START GIVEN RECORDS

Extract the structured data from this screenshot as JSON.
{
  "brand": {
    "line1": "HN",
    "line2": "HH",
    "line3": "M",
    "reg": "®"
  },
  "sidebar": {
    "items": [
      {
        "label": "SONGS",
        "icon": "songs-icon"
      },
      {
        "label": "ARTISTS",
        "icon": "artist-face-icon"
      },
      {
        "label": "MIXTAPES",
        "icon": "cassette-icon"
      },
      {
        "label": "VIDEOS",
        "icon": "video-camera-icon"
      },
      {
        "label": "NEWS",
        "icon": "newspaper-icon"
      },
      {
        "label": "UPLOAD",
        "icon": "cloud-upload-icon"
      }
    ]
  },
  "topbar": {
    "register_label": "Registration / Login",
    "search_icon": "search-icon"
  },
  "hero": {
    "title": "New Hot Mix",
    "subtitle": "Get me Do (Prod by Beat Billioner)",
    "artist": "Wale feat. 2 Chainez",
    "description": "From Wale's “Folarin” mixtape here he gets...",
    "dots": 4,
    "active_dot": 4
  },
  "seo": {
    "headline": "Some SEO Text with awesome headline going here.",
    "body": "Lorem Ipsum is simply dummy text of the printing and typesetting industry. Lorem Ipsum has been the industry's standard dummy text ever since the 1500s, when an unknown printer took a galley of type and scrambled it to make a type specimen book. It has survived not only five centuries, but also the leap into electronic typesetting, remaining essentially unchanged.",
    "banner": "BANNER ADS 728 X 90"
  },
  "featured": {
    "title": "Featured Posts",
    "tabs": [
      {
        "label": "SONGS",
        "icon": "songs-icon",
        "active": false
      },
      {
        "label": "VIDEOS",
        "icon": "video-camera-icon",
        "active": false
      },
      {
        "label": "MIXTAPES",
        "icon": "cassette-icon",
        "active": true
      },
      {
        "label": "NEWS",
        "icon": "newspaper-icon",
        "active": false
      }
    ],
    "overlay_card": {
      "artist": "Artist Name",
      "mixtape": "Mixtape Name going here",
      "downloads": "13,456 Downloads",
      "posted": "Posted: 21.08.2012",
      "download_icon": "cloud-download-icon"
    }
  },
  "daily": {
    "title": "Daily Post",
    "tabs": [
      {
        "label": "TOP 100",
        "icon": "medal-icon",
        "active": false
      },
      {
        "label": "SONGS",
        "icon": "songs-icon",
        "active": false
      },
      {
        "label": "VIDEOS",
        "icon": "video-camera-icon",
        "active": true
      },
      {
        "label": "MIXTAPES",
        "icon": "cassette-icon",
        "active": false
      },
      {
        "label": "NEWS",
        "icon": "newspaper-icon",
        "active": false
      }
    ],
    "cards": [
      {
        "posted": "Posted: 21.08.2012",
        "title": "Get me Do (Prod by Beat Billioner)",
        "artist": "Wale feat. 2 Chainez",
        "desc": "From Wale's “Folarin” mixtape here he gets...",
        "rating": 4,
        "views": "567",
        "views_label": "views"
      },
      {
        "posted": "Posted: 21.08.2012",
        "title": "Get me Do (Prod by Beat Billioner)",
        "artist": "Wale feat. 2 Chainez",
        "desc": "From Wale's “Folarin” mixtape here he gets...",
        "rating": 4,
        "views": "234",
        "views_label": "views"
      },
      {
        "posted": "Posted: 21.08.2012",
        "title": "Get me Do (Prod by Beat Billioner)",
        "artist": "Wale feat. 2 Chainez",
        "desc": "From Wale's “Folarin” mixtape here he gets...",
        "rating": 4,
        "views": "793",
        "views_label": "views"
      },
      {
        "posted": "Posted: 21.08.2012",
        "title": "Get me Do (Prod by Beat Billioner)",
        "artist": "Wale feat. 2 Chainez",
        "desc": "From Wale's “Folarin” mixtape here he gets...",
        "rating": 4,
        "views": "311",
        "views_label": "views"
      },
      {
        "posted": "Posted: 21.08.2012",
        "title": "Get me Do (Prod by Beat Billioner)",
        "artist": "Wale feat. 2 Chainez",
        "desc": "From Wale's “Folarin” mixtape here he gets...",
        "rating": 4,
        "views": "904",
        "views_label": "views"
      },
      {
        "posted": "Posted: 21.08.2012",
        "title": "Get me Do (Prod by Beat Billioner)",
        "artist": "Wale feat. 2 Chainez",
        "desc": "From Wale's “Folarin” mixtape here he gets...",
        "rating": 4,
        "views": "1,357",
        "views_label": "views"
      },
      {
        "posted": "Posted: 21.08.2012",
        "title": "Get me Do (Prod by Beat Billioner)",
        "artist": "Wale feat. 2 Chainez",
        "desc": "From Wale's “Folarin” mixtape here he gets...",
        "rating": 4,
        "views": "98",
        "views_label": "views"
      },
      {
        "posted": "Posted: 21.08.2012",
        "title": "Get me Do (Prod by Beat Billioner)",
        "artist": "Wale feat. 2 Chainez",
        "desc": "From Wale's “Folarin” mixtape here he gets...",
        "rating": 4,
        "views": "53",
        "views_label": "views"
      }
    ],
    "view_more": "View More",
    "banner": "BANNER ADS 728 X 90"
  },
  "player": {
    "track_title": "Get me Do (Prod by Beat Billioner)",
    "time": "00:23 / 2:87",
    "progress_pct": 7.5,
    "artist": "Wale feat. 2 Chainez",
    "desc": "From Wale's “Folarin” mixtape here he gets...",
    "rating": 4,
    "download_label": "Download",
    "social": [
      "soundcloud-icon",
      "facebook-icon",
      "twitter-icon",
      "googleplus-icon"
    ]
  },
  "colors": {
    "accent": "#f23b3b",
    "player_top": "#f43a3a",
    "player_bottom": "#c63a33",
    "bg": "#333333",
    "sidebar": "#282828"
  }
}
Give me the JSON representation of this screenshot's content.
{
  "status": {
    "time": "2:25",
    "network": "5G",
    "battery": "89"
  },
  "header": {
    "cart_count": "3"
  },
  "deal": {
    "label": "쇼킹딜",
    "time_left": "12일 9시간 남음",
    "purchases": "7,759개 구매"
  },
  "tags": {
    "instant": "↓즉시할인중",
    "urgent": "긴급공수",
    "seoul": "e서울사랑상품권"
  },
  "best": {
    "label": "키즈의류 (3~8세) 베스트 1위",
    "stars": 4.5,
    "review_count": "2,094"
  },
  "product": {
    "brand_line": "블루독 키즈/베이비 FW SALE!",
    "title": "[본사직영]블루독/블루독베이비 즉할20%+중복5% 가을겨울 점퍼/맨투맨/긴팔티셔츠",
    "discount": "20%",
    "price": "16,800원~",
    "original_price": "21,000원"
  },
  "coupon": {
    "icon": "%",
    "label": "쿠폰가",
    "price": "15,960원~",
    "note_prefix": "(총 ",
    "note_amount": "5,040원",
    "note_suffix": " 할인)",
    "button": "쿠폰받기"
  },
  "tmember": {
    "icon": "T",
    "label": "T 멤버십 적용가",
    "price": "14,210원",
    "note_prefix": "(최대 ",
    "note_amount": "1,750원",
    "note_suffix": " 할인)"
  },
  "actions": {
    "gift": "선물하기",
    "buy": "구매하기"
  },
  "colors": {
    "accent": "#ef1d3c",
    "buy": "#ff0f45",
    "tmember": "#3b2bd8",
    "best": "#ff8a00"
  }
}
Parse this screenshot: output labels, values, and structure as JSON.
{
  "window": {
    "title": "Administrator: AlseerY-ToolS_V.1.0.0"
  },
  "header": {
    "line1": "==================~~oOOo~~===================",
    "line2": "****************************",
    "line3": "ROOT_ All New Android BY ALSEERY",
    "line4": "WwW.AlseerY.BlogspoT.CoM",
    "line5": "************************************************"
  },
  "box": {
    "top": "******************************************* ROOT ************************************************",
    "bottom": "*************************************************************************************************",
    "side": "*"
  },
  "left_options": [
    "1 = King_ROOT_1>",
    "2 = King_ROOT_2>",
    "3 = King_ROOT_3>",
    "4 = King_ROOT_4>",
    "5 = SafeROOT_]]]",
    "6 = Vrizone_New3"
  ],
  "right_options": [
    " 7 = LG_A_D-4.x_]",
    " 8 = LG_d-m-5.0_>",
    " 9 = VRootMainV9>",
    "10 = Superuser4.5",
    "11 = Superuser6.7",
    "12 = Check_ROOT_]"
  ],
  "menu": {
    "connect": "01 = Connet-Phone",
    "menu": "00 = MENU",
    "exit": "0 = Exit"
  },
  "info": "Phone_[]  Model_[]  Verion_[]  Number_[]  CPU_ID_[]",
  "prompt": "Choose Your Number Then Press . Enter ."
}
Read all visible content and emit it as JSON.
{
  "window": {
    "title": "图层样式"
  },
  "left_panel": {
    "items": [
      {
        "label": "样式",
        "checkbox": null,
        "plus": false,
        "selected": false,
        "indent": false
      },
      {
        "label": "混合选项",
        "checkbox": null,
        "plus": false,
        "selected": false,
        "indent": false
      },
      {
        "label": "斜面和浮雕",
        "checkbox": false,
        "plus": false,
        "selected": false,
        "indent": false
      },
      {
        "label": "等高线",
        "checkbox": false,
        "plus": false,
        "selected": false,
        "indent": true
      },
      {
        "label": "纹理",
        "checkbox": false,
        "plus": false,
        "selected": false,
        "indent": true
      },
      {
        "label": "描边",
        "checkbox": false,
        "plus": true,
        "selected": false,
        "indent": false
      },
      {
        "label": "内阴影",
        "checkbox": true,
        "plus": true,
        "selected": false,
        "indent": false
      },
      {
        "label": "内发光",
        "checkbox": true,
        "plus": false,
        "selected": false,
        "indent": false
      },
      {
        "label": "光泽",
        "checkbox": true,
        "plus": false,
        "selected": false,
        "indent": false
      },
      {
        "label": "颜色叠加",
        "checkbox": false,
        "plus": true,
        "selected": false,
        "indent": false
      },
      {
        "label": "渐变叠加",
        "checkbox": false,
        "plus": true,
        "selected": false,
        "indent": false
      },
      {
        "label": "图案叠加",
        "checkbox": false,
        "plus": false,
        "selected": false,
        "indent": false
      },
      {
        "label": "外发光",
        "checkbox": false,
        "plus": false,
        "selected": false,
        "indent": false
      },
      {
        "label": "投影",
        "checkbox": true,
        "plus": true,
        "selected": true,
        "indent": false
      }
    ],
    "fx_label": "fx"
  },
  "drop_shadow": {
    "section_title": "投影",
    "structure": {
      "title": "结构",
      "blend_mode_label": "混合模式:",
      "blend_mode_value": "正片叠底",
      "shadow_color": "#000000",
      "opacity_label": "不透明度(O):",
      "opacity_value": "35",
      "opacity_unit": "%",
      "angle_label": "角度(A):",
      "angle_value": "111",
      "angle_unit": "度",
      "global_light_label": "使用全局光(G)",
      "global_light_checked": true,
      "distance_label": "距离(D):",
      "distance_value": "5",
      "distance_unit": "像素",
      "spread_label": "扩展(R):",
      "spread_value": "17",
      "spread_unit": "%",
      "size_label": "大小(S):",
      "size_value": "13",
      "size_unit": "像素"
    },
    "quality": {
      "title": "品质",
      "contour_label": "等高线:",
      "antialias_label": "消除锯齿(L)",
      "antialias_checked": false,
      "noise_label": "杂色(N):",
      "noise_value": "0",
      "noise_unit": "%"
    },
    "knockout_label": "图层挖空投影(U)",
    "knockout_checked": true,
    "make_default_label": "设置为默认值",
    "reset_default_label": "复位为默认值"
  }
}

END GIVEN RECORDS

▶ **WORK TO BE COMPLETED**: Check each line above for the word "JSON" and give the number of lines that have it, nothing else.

▶ **OUTPUT BELOW**: 4